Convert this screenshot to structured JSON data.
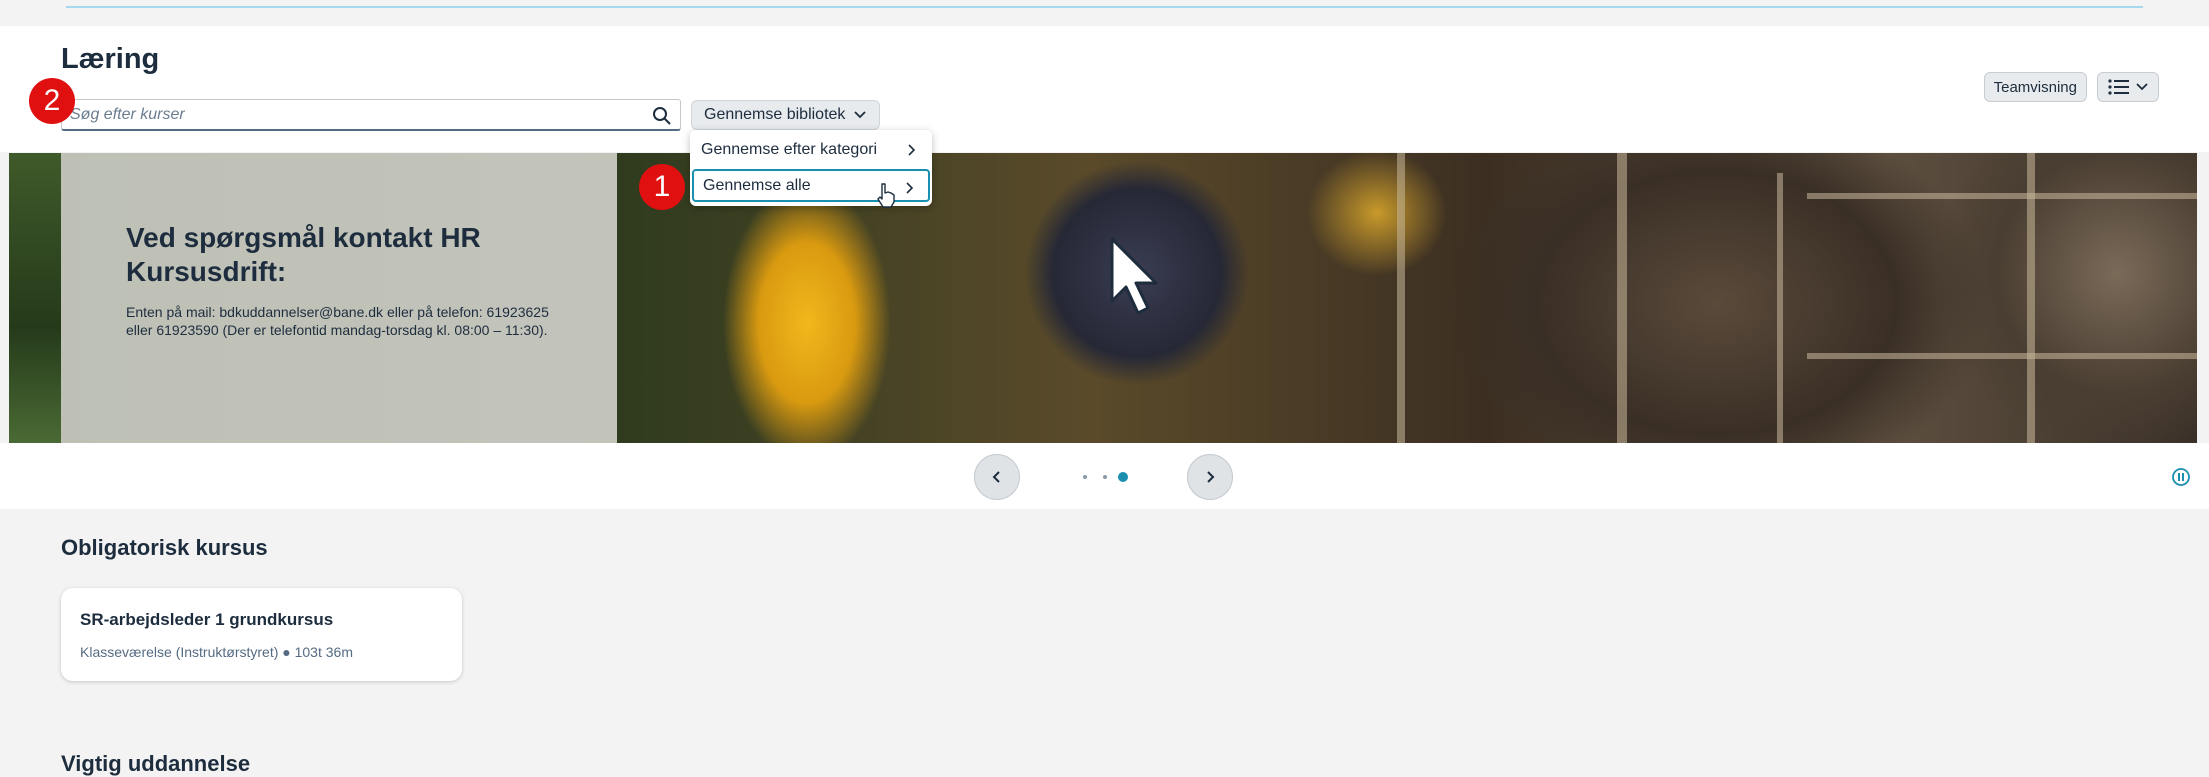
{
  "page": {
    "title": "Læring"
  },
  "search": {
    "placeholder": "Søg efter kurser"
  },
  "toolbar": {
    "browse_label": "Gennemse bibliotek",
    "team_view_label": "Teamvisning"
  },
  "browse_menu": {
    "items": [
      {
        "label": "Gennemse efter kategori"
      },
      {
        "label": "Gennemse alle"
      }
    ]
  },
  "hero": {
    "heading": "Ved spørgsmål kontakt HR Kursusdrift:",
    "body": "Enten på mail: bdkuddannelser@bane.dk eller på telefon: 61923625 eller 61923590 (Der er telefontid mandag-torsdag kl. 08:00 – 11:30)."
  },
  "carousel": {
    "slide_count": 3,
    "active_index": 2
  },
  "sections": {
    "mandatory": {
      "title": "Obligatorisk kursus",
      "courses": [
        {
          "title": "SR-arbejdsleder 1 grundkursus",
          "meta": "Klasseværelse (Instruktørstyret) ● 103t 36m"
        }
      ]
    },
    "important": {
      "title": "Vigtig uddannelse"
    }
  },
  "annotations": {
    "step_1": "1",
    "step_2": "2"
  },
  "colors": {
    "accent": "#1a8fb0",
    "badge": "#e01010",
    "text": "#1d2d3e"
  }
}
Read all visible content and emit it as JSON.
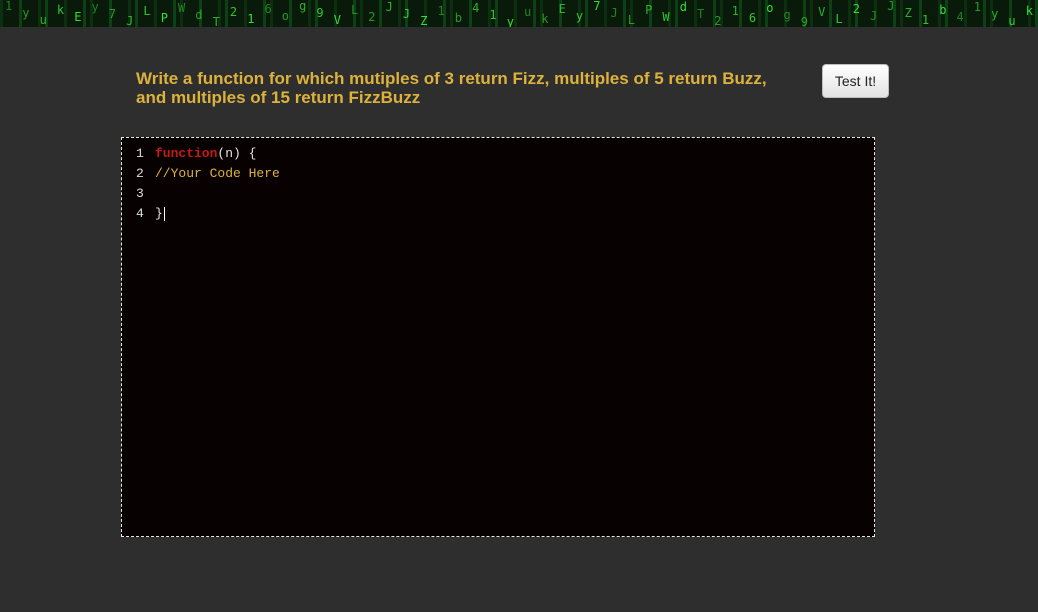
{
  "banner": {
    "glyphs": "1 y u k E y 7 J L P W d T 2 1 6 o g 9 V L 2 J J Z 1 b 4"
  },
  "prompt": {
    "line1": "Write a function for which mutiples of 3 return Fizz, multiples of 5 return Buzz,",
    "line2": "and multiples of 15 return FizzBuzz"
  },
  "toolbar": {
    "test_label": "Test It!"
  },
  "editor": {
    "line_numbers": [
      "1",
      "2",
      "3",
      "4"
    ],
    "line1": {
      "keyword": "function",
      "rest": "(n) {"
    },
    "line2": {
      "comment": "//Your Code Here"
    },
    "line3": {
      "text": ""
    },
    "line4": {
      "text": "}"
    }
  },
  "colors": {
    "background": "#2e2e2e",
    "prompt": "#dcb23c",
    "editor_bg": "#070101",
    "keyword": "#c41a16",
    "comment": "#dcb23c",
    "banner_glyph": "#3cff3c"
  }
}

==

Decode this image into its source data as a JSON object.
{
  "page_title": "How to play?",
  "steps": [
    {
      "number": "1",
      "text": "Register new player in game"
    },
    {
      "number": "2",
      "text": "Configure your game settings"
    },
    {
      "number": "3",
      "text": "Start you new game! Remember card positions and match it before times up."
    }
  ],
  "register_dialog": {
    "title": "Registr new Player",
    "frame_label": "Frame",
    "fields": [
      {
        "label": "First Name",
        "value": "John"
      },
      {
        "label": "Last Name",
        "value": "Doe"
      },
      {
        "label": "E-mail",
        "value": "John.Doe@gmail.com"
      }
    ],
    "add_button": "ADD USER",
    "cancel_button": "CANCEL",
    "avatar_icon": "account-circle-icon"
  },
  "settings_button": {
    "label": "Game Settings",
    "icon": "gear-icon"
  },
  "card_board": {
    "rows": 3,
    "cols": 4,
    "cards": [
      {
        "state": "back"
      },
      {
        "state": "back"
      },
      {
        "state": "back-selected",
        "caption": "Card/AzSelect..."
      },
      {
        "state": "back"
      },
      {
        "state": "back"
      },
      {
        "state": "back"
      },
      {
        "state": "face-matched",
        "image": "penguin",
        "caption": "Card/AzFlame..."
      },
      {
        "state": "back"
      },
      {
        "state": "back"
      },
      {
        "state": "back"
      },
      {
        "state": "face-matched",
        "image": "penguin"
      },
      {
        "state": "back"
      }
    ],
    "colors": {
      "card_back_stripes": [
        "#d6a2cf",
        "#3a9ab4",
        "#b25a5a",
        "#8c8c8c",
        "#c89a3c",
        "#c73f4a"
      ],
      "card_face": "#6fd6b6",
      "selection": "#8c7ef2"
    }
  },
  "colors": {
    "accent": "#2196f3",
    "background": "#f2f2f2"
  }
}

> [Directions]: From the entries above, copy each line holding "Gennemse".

> [Your response]:
    "browse_label": "Gennemse bibliotek",
        "label": "Gennemse efter kategori"
        "label": "Gennemse alle"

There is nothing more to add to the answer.